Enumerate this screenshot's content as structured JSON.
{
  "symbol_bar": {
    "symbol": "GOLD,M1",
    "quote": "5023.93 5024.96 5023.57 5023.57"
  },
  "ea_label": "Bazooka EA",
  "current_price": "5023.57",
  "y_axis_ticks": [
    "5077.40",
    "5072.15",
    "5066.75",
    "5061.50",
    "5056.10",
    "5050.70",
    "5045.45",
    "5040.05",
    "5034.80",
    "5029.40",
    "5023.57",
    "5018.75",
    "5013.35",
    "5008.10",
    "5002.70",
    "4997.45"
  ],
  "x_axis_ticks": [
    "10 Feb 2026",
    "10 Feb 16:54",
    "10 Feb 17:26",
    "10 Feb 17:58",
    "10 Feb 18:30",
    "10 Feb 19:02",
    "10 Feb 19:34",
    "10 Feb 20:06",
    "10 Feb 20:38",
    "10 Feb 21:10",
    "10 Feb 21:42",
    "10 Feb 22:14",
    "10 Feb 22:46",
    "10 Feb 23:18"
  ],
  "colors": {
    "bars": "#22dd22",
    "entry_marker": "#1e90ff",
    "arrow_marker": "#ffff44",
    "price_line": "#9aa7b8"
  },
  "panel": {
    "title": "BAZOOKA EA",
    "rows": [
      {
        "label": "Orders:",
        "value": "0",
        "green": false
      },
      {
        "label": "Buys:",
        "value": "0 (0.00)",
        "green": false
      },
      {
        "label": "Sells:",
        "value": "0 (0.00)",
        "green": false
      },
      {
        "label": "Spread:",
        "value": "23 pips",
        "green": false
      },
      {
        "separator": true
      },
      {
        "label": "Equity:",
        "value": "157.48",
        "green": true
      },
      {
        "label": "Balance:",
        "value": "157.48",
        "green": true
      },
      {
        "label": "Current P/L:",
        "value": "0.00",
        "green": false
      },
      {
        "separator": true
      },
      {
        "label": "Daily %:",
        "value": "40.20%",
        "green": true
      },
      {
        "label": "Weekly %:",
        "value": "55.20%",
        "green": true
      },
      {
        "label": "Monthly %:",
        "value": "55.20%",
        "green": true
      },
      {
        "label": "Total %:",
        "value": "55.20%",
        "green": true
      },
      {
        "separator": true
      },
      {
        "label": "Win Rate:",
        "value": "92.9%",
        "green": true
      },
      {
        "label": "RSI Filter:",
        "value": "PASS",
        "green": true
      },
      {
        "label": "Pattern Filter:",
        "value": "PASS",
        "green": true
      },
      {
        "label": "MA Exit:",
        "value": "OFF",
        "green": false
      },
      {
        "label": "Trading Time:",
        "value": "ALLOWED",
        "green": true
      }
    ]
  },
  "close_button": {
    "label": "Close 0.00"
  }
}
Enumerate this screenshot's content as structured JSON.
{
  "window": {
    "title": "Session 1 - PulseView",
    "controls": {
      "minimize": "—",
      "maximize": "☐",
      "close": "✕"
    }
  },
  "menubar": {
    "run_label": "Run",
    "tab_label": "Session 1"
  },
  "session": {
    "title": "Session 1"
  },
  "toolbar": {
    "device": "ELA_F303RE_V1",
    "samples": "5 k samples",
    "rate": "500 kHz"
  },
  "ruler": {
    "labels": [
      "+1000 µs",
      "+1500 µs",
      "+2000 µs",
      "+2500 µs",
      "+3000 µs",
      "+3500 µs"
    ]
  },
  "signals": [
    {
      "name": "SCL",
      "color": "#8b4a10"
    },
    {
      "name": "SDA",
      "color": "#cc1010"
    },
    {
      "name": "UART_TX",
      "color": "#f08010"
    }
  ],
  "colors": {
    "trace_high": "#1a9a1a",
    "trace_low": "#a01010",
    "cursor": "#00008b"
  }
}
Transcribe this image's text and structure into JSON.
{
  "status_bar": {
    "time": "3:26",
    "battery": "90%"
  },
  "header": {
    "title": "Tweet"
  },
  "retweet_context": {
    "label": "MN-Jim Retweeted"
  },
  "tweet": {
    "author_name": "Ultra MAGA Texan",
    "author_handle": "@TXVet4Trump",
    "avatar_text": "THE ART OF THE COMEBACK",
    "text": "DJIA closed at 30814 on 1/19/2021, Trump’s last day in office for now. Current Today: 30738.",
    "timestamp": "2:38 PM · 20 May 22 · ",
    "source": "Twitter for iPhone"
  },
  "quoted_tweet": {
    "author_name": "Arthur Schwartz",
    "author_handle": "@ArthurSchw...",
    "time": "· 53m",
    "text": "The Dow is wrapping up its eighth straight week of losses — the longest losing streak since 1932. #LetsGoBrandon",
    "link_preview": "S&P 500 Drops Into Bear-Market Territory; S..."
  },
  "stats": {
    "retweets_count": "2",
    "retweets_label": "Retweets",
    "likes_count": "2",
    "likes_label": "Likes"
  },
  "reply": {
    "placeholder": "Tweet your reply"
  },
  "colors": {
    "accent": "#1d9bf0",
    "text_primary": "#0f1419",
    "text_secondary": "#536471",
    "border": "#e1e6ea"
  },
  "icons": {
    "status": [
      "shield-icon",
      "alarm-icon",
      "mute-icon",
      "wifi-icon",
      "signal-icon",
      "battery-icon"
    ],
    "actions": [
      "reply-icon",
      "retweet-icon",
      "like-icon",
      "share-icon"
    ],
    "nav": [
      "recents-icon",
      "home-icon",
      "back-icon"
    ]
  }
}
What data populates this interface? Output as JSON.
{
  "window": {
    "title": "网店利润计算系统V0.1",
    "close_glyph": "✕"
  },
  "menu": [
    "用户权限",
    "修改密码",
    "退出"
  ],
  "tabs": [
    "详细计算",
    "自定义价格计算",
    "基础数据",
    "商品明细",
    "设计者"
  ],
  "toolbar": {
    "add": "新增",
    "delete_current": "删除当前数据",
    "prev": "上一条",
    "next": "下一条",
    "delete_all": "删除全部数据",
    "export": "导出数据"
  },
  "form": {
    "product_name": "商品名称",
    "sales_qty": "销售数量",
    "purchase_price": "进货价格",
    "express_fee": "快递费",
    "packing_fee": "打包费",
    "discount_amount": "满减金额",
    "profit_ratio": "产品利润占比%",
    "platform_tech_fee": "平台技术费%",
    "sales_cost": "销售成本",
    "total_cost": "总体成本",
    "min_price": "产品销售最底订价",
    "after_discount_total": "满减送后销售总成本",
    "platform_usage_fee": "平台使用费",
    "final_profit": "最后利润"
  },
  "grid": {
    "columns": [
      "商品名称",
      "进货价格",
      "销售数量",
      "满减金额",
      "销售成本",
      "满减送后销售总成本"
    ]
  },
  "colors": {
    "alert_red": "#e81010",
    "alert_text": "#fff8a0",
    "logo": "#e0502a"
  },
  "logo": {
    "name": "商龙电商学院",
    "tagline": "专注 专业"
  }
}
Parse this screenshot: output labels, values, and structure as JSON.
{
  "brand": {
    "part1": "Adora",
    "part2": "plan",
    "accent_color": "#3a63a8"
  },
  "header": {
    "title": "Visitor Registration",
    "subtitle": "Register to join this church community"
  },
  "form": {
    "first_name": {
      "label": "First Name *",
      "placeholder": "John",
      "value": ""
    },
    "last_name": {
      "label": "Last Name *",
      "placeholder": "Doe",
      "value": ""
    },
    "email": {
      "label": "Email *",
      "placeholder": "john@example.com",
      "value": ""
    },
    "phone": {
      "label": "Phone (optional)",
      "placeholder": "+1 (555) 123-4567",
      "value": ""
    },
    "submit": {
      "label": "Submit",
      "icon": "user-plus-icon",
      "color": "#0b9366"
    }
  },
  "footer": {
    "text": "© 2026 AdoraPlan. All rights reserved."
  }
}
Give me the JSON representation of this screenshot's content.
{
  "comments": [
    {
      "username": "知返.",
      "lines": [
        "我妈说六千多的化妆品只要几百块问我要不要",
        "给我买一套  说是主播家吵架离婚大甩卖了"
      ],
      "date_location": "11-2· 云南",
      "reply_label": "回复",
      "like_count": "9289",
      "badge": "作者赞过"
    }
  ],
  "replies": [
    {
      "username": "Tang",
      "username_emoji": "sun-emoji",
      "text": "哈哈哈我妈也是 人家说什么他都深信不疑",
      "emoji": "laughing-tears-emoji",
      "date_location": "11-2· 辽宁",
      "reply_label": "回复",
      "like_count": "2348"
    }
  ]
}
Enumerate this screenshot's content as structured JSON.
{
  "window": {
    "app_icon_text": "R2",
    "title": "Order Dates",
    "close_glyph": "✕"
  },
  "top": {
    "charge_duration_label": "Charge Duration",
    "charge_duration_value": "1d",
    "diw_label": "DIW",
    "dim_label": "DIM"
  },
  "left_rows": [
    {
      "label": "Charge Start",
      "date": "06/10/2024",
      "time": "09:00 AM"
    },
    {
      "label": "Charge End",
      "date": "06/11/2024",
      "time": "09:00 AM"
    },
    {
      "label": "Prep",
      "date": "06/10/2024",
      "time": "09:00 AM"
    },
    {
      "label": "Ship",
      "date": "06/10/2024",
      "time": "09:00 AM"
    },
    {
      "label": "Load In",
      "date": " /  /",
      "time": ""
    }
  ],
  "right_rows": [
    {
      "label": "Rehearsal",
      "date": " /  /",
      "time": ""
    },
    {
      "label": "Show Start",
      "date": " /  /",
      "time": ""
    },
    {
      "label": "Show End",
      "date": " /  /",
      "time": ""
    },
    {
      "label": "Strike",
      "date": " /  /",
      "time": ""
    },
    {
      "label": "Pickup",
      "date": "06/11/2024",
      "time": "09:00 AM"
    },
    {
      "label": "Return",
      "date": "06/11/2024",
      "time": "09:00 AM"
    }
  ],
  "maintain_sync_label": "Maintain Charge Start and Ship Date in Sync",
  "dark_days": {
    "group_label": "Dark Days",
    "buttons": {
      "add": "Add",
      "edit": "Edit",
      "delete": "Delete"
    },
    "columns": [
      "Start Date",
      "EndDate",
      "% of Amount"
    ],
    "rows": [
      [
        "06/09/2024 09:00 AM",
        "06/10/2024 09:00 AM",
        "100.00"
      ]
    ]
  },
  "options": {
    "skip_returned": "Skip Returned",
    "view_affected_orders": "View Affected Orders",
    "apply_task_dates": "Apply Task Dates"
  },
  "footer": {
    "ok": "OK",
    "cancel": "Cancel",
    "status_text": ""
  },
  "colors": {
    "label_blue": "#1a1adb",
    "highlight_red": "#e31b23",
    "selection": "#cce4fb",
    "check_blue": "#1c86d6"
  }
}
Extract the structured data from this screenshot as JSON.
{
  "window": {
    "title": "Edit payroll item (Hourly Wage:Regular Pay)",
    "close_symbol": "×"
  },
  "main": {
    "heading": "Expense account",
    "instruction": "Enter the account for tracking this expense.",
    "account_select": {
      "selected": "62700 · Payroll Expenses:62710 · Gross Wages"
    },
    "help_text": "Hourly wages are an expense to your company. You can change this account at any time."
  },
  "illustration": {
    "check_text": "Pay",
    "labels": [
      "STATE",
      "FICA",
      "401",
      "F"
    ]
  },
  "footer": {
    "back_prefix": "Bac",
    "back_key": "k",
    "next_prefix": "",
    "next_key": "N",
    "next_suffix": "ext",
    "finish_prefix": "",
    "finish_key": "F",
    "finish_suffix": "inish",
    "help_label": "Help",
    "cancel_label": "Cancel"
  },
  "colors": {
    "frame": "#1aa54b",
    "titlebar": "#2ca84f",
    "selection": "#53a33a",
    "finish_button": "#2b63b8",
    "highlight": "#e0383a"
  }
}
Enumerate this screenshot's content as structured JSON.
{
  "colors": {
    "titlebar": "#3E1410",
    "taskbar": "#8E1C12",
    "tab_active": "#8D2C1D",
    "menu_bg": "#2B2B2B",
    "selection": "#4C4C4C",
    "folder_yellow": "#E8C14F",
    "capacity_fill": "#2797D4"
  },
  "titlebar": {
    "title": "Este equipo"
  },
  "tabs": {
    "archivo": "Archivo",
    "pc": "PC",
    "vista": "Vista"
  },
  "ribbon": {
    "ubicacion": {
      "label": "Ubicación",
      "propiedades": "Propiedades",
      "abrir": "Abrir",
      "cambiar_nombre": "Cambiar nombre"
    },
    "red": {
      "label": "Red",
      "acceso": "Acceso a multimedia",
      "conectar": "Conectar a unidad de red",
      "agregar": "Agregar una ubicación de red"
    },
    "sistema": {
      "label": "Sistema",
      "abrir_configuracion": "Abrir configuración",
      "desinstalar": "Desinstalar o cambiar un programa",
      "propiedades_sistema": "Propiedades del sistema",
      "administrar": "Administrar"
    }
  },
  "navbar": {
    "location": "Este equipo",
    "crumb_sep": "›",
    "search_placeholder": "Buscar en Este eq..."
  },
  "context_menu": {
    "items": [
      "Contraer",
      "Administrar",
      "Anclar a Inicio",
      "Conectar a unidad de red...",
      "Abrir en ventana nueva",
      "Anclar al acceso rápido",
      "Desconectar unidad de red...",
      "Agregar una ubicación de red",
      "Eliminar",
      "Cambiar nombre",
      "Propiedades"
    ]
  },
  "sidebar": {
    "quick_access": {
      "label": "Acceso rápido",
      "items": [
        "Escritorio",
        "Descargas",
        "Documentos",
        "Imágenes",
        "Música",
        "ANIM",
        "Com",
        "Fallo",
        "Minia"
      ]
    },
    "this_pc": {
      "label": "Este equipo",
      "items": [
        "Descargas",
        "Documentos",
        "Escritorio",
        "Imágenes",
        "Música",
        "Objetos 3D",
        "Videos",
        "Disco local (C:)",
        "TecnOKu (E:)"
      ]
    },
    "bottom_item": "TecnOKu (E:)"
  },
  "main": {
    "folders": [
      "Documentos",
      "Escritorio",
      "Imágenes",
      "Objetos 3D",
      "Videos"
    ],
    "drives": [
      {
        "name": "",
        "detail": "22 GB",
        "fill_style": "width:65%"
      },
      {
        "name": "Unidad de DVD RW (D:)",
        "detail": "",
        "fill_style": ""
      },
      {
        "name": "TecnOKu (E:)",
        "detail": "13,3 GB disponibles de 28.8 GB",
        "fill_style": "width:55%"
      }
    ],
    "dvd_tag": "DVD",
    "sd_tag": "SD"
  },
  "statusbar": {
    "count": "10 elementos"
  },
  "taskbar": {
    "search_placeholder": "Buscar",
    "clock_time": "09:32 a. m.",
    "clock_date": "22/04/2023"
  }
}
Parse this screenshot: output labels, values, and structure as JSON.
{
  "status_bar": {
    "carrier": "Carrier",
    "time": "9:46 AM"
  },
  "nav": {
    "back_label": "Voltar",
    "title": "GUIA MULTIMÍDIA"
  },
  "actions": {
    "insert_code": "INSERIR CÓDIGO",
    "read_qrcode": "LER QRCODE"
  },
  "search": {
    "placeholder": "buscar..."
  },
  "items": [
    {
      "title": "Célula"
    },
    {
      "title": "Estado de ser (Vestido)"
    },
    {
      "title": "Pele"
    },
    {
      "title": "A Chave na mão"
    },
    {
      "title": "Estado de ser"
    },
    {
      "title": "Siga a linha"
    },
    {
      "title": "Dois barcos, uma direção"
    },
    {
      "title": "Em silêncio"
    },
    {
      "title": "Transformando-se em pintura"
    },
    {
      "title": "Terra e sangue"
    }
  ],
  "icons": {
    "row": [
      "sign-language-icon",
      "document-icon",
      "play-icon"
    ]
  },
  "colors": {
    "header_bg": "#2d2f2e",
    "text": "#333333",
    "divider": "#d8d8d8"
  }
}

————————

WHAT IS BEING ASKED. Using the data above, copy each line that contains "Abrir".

ANSWER FOR THE TASK.
      "abrir": "Abrir",
      "abrir_configuracion": "Abrir configuración",
      "Abrir en ventana nueva",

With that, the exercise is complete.